Retired Vice Adm. John M. McConnell, sworn in yesterday as the second director of national intelligence, said new technologies and capabilities are needed to collect and analyze intelligence "because today's threats move at increasing speeds."

"The time needed to develop a terrorist plot, communicate it around the globe and put it into motion has been drastically reduced," he told the audience of 300 at his swearing-in ceremony, which included President Bush and the leaders of the nation's intelligence agencies. "The timeline is no longer a calendar -- it is a watch."

McConnell becomes the president's chief intelligence adviser and manager of the 16 agencies and about 100,000 people making up the U.S. intelligence community.

Bush described McConnell's job "one of the most difficult and important positions in our government in this time of war -- and we are a nation at war." And although the president and his advisers have been criticized for ignoring prewar intelligence about the dangers in Iraq, Bush said yesterday: "He'll find that I value the intelligence product. . . . He's going to find that the intelligence product is an important part of my strategic thought."

Bush also paid tribute to McConnell's predecessor, Ambassador John D. Negroponte, who has moved back to the State Department as deputy secretary, saying he served with "talent and distinction." Nevertheless, Bush said that many elements of improving the intelligence community remain, including information sharing and the hiring of employees with the right language and cultural skills. McConnell repeated yesterday a plan he disclosed to Congress at his confirmation hearing: that he will change security rules to make it easier for intelligence agencies to hire first- and second-generation Arabic-speaking Americans for very sensitive jobs.

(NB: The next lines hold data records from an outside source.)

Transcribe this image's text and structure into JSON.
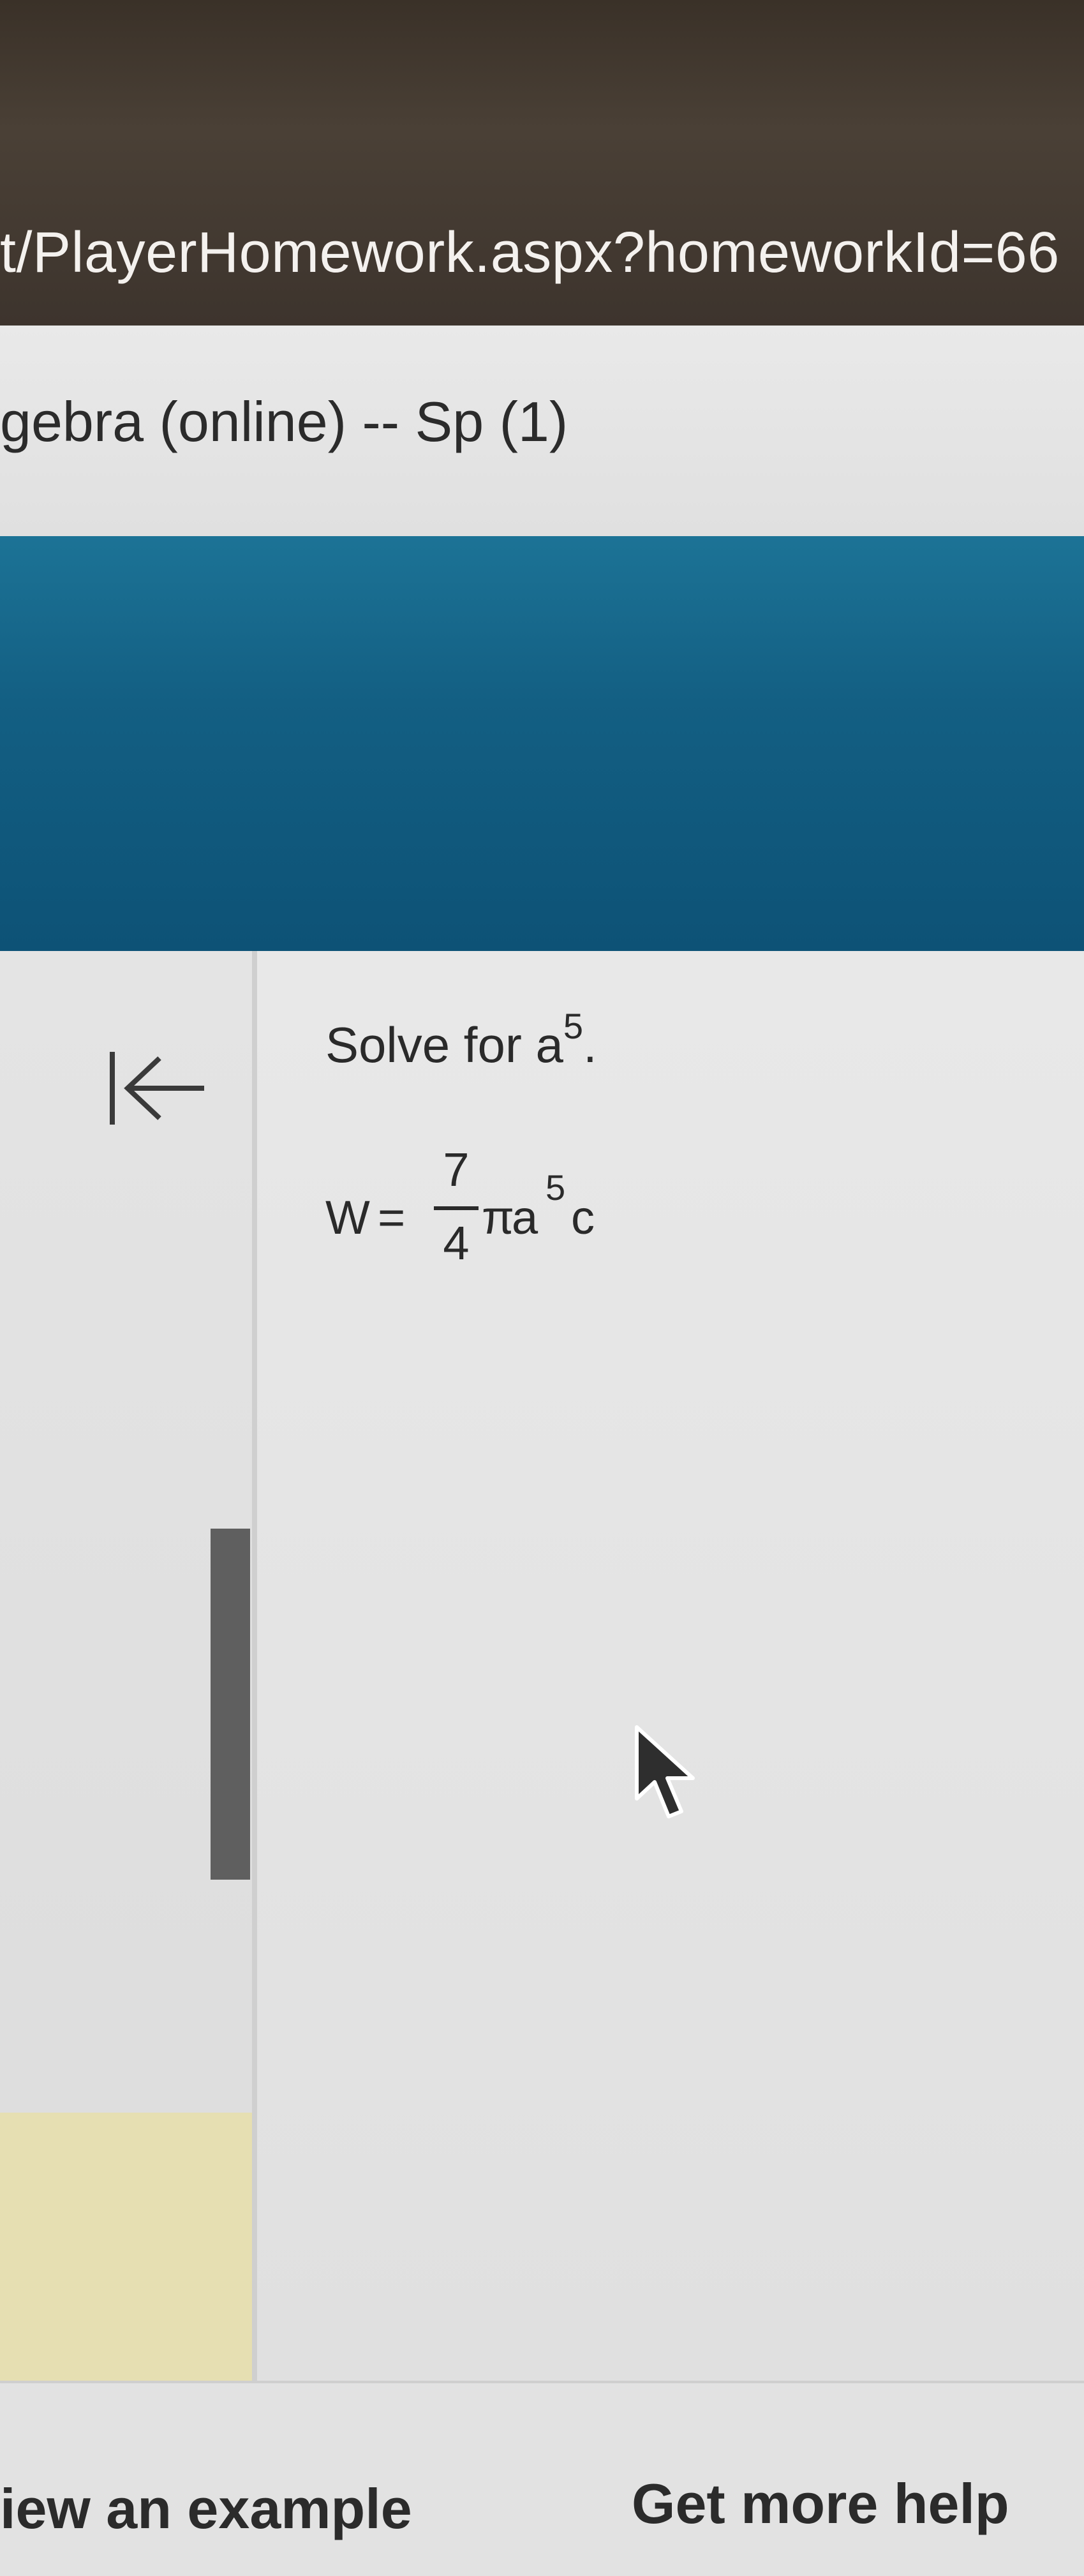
{
  "browser": {
    "url": "t/PlayerHomework.aspx?homeworkId=66"
  },
  "course": {
    "title": "gebra (online) -- Sp (1)"
  },
  "question": {
    "prompt_text": "Solve for a",
    "prompt_exponent": "5",
    "prompt_period": ".",
    "equation": {
      "lhs": "W",
      "equals": "=",
      "fraction_numerator": "7",
      "fraction_denominator": "4",
      "pi": "π",
      "variable": "a",
      "exponent": "5",
      "trailing": "c"
    }
  },
  "footer": {
    "view_example_label": "iew an example",
    "get_more_help_label": "Get more help"
  },
  "icons": {
    "back": "back-to-start-icon",
    "cursor": "mouse-pointer-icon"
  }
}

Although it was not mentioned yesterday, another of McConnell's highest priorities will be in proposing a deputy DNI, a position that has been vacant since Gen. Michael V. Hayden moved to the CIA last year. He told the Senate Select Committee on Intelligence that his preference would be someone from within the community on the civilian side who is working on terrorism-related issues.